Exercise: Gather from the listing below each line that includes the word "Logout", and copy it.

Material for the task:
--------------------

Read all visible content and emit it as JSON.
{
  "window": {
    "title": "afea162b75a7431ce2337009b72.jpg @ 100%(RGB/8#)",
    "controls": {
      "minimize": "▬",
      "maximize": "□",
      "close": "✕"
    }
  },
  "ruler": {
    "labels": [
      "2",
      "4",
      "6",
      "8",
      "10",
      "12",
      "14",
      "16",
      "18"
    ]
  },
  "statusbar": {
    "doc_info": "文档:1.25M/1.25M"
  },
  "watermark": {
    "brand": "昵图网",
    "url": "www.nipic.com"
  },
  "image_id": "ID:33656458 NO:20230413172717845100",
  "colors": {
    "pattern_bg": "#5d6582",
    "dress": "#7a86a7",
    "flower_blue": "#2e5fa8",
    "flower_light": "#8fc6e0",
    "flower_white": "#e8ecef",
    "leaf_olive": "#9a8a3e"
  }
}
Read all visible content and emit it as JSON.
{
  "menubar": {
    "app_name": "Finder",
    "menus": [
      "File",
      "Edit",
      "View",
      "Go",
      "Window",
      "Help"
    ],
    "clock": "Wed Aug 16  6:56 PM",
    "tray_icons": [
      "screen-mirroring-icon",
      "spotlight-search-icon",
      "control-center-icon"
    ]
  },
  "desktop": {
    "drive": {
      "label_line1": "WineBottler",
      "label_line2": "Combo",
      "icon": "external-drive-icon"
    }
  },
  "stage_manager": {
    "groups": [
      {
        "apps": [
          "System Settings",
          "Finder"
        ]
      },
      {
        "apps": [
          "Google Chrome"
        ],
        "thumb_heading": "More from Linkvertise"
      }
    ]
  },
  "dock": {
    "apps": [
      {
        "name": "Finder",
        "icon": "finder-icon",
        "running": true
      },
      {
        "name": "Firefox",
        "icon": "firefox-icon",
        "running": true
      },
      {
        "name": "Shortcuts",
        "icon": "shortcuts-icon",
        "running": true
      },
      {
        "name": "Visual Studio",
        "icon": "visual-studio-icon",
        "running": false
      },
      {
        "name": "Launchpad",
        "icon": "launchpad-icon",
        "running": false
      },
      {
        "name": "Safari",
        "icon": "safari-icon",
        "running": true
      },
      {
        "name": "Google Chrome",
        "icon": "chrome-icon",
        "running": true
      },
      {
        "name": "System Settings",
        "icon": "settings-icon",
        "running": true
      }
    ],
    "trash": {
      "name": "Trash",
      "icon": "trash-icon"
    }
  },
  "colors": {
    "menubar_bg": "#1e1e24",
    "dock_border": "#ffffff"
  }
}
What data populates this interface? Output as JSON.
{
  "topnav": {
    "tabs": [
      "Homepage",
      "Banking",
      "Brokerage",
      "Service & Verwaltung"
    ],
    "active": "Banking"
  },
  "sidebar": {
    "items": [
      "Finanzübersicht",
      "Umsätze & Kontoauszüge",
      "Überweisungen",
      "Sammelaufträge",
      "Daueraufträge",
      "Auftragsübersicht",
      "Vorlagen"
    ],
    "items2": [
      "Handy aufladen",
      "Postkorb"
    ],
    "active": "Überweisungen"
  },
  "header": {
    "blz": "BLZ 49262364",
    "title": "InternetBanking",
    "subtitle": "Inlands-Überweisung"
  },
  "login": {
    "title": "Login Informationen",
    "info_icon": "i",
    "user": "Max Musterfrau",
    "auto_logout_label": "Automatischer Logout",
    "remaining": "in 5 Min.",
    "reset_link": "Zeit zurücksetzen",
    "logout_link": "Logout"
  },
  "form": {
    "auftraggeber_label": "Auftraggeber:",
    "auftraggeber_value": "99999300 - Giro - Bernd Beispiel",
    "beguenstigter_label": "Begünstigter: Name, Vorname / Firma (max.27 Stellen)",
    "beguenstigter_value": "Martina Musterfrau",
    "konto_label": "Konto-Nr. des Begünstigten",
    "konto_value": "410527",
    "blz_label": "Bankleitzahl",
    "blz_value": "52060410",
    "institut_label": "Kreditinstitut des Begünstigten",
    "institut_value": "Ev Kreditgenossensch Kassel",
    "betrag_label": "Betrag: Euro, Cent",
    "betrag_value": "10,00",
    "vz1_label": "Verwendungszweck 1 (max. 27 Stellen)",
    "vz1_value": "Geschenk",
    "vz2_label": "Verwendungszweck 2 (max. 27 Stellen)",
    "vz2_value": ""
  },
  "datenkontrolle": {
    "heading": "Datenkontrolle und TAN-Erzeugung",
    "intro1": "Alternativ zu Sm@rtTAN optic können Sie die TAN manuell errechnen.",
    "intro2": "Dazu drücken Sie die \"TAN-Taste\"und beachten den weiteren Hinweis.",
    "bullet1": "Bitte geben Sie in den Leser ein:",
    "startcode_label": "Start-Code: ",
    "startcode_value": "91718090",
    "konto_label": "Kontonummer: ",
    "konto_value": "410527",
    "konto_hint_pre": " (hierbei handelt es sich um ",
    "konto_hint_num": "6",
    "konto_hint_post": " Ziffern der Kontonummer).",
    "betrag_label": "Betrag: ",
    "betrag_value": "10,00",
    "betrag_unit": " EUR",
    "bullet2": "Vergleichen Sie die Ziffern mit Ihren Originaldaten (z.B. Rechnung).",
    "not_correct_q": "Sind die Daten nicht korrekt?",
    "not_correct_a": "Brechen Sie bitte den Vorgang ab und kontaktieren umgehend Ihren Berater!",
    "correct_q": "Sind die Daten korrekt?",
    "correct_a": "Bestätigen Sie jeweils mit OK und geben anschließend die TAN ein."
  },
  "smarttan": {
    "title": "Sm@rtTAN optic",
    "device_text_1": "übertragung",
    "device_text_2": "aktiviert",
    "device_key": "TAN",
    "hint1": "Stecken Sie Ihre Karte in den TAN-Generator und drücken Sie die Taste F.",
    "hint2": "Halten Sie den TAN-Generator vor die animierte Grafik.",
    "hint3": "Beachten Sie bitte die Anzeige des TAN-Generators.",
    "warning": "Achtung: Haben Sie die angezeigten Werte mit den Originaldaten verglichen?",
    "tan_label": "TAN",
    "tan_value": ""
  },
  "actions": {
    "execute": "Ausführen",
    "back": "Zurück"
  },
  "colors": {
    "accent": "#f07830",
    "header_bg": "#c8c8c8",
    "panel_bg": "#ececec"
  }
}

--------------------

Response box:
    "auto_logout_label": "Automatischer Logout",
    "logout_link": "Logout"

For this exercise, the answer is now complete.